It was several more hours before our “Van 2” team members finished their parts, and I wasn’t able to stick around to see them at the finish line at dusk, but they shared the good news that our team, Athens 2 Sparta, had completed the 194 miles in 34 hours, 10 minutes. That put us in 278th place out of 719 co-ed teams. Top third placement – not too shabby!
This was one of the most challenging physical things I’ve ever done, probably second only to the 26-mile Grand Canyon hike I did a few weeks ago. But the neat thing about the Ragnar concept is that you’re a member of a team, and each person contributes something to the overall outcome. It’s a lesson in working together to achieve a common goal, and feeling great about it when you’re done. Huge thanks to Mark, Nicki, Jodi, Tia, Ben, Jarrett, Isabelle, Roxie, LaReen, Damon, Jeffrey, Muriel, and Jandi from my team for playing a part in this!
I enjoyed my 10 hours of reflection on that topic while driving home to Phoenix. Now, if only I could’ve taken a team approach to the 256 unread email messages that were waiting for me at the office on Monday morning. Sigh.
Here’s a short video with just a few scenes from the race. Thanks for coming along for the run!
Rolling northbound with mom on I-15 in central Utah on Thursday morning
Drive-by at the Utah State Capitol while in the truck with mom & Todd
Decorating our rental Suburban with writing on the windows and our “Athens 2 Sparta” team name
Checking in on Friday morning at the Utah State University stadium in Logan
Watching a safety briefing video
Saddled up in the Suburban while one of our runners takes a turn
A friend sent me this screen shot shortly after we got underway. This race is serious business.
My first leg, a 4-miler on pavement from Paradise to Avon, Utah
The exchange where I handed off the reins to Damon who was runner #5
Waiting for Damon to finish his leg on Avon Pass
LaReen taking her turn on the dirt road now
Back on solid ground, arriving Liberty, Utah
Photo-op with mom
Passing Pineview Reservoir while driving to our next exchange point
“Mormon Muffins”? What would that be?
Here they are. With honey butter!
My view upward while lying on the grass in Morgan, Utah and resting
“M” on the hill stands for Morgan
Daybreak the next morning in Coalville, Utah at North Summit High School

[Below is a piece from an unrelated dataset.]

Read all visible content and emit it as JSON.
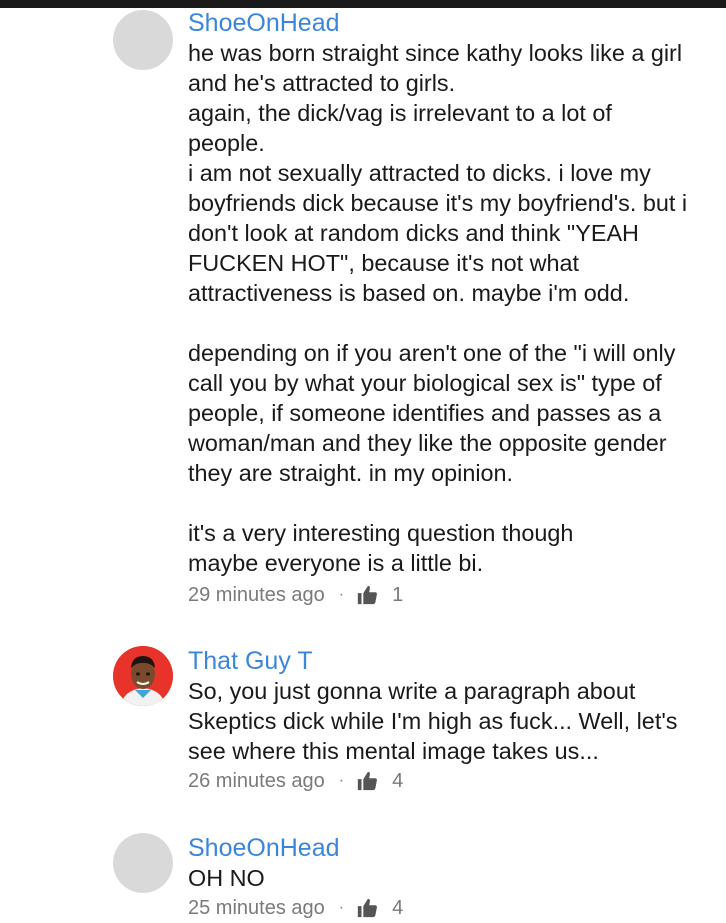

Pancakes never tasted so good
Next exchange, sitting next to Aunt Jodi
Isabelle, Jandi, Jodi, Jarrett – from our “Van 2”
I loved the clever names that some people came up with for their vans.
“Ready, Set, Sweat, Regret.” “Kiss our swass.”
“Shitter’s Full.” (name that movie)
“Run? I thought you said rum!” (and notice the tally marks below where they were marking their “kills” – all the people their runners passed along the way)
Near Park City, Utah, at the final exchange to Van 2
Finish line pics courtesy of my cousin Nicki